Although French President Emmanuel Macron has announced that his government is winding down its intervention in Mali, French imperialism is still carrying out an active policy of raids and assassinations. Mali’s people are resisting.
The United States is supplying France with intelligence and logistical support and has announced it is intensifying its sanctions against Mali. AFRICOM, the U.S. military command for Africa, has had training missions in Mali for years. The U.N. has a stabilization force of 14,000 in Mali, called MINUSMA. This is a major military asset given that Mali only has 22 million people.
The Economic Community of West African States has also announced it is intensifying its economic sanctions, because Mali will not call for elections during the next six months, defying what ECOWAS has demanded. This is a very serious sanction since ECOWAS countries surround Mali.
There are reactionary armed bands operating in western Sahel — Mali, Burkina Faso, Niger — all former French colonies — especially in the area where all three countries touch. Each armed band claims allegiance to a tendency in Islamic thought. They attack civilians, the armies of each country and French and U.S. special forces, and sometimes each other. There are also groups of smugglers — of drugs and cigarettes — and remnants of movements seeking the independence of northern and eastern Mali.
There were two significant demonstrations in Mali during the last weeks of October.
The first one, Oct. 25 in Gao, was especially significant because Gao, the last port in Mali on the Niger River, is in the area of Mali where for months there have been multiple armed attacks. Still the M5-Rally of Patriotic forces was able to gather a peaceful march from the Monument of Martyrs to the office of the regional executive.
Alassane Guitèye, the chairperson of the M5 Youth, at the rally expressed his movement’s support for the policies of the Transition Council, which has been subjected to “unprecedented pressure from the international community” against holding a national convention to reestablish and reconstitute a sovereign Mali.
Guitèye raised some local problems ranging from the supply of water and electricity to the state of roads linking Gao, which is in the eastern part of Mali, to other towns.
Brigade General Moussa Traoré, the regional executive, welcomed the march, saluted its patriotism and said he would pass along their concerns.
Another demonstration took place in Bamako five days later. Tens of thousands of people came out on the streets Oct. 30 at the call of the movement Yèréwolo (the dignified men) Standing on the Ramparts and M5.
Mohamed Ousmane Ag Mohamedoune, vice president of the Collective for the Reestablishment of Mali and member of the ruling National Transitional Council (CNT), spoke: “This historic event is an essential step in the restoration and affirmation of the national sovereignty of our country, Mali. . . . We say no to the interference of the international community, in particular the interference of France through its policy of dependence, its policy of colonization and contempt.” He also told ECOWAS to stop acting as an echo chamber for French politicians.
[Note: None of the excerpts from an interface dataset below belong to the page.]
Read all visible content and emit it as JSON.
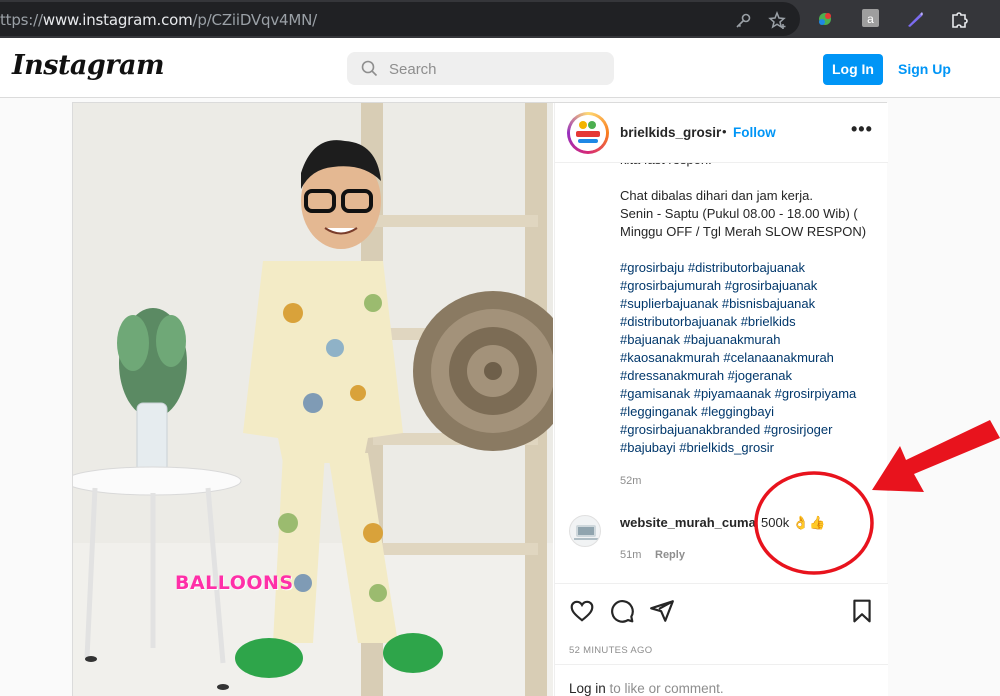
{
  "browser": {
    "url_prefix": "ttps://",
    "url_host": "www.instagram.com",
    "url_path": "/p/CZiiDVqv4MN/",
    "ext_badge": "a"
  },
  "header": {
    "logo_text": "Instagram",
    "search_placeholder": "Search",
    "login_label": "Log In",
    "signup_label": "Sign Up"
  },
  "post": {
    "username": "brielkids_grosir",
    "separator": "•",
    "follow_label": "Follow",
    "more_label": "•••",
    "caption_lines": [
      {
        "text": "kita fast respon.",
        "tag": false
      },
      {
        "text": "",
        "tag": false
      },
      {
        "text": "Chat dibalas dihari dan jam kerja.",
        "tag": false
      },
      {
        "text": "Senin - Saptu (Pukul 08.00 - 18.00 Wib) (",
        "tag": false
      },
      {
        "text": "Minggu OFF / Tgl Merah SLOW RESPON)",
        "tag": false
      },
      {
        "text": "",
        "tag": false
      },
      {
        "text": "#grosirbaju #distributorbajuanak",
        "tag": true
      },
      {
        "text": "#grosirbajumurah #grosirbajuanak",
        "tag": true
      },
      {
        "text": "#suplierbajuanak #bisnisbajuanak",
        "tag": true
      },
      {
        "text": "#distributorbajuanak #brielkids",
        "tag": true
      },
      {
        "text": "#bajuanak #bajuanakmurah",
        "tag": true
      },
      {
        "text": "#kaosanakmurah #celanaanakmurah",
        "tag": true
      },
      {
        "text": "#dressanakmurah #jogeranak",
        "tag": true
      },
      {
        "text": "#gamisanak #piyamaanak #grosirpiyama",
        "tag": true
      },
      {
        "text": "#legginganak #leggingbayi",
        "tag": true
      },
      {
        "text": "#grosirbajuanakbranded #grosirjoger",
        "tag": true
      },
      {
        "text": "#bajubayi #brielkids_grosir",
        "tag": true
      }
    ],
    "caption_time": "52m",
    "comment": {
      "username": "website_murah_cuma",
      "text": "500k 👌👍",
      "time": "51m",
      "reply_label": "Reply"
    },
    "time_ago": "52 MINUTES AGO",
    "login_prompt_link": "Log in",
    "login_prompt_rest": " to like or comment.",
    "watermark": "BALLOONS"
  },
  "colors": {
    "accent_blue": "#0095f6",
    "annotation_red": "#e8131d",
    "hashtag": "#00376b"
  },
  "icons": [
    "search-icon",
    "key-icon",
    "star-add-icon",
    "extension-icon",
    "heart-icon",
    "comment-icon",
    "share-icon",
    "bookmark-icon"
  ]
}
At the end of Mohamedoune’s speech, the crowd chanted in support of the military officers who are running the transitional government: “Down with France! Down with French media! Down with RFI (Radio France International)! France, out! French army, out! Long live Russia!” (maliactu.net, Nov. 1)
Mali’s government is trying to hire Russian military technicians. The French foreign and defense ministers just held a meeting Nov. 13 with their counterparts in Moscow and told the Russians that sending Russian troops to Mali was unacceptable to France.